MANY PAHARI paintings have real gold and definitely a sweet surface. And all Pahari paintings are an uphill task.To make golden colour, the artists put a tiny piece of gold in a small bottle of honey and keep stirring it for long hours till gold and honey become one. And this special golden colour is used in the Pahari Paintings of Himachal Pradesh. Similarly, to make red colour they use ?sindoor?, to make blue colour they use ?neel?, to colour something black they use ?kaajal?.

india Updated: Jan 18, 2006 00:20 IST

MANY PAHARI paintings have real gold and definitely a sweet surface. And all Pahari paintings are an uphill task.

To make golden colour, the artists put a tiny piece of gold in a small bottle of honey and keep stirring it for long hours till gold and honey become one. And this special golden colour is used in the Pahari Paintings of Himachal Pradesh.

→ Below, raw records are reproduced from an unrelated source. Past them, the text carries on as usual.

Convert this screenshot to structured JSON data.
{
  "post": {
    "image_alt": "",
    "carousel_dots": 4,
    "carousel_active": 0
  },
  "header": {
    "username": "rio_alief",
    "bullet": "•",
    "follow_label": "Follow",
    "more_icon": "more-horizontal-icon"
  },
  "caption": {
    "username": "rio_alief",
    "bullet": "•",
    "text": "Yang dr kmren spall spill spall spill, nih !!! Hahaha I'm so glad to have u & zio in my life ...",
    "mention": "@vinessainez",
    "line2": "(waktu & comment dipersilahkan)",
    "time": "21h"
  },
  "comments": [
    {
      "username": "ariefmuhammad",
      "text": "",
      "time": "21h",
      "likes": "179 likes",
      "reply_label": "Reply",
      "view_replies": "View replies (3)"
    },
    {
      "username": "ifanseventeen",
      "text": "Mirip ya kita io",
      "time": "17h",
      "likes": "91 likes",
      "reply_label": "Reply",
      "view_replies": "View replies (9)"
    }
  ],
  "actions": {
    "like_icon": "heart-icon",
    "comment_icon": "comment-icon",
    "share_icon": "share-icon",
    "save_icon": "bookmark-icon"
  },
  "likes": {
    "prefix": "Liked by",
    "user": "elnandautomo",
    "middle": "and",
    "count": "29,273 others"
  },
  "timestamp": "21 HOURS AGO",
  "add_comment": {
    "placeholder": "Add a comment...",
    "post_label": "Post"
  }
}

Similarly, to make red colour they use ‘sindoor’, to make blue colour they use ‘neel’, to colour something black they use ‘kaajal’, for obtaining white colour they use ‘khariya’ and ‘shankh’, to get yellow colour they use the cow urine and for various other colours they use colours extracted from flowers.

The guess what makes paint brush that they use? “It’s made of the hair of a squirrels tail,” says an artist.

Himachal Academy of Art, Cuture and Languages Shimla has organised an Art Exhibition that got underway on Tuesday and will go on till Sunday at UP State Lalit Kala Akademi. Fourteen artists from Himachal Pradesh have displayed 48 Pahari paintings in this exhibition. All the paintings have one theme—-‘Radha-Krishna’.

A Himachali artist, Om Sujanpuri tells, “This art dwells largely on the themes and symbols from literature and mythology. A typical Pahari composition consists of several figures skillfully grouped and full of movement and each is distinctive in terms of clothing, hairstyle and even pigmentation.”

Further another artist explains, “The specialty about this art is in its detailing.

We pay a great amount of attention on the detailing of these paintings, sharpness of facial features and rhythm of movements. That is the reason that making one painting sized 16 inches by 12 inches takes almost one month.”

And that is the reason that these small paintings displayed at this exhibition are priced right from Rs 1000 to Rs 15,000.

To save the exquisite art form, these band of artists have now started ‘opening up’. Om Sujanpuri tells, “First this art was passed from one generation in the family to another. But not all the youngs in these traditional art families are interested in this art as it involves a lot of dedication and hard work. But now we have started taking it out from the families. We now teach it to outsiders with the motive to reviving it.”

First Published: Jan 18, 2006 00:20 IST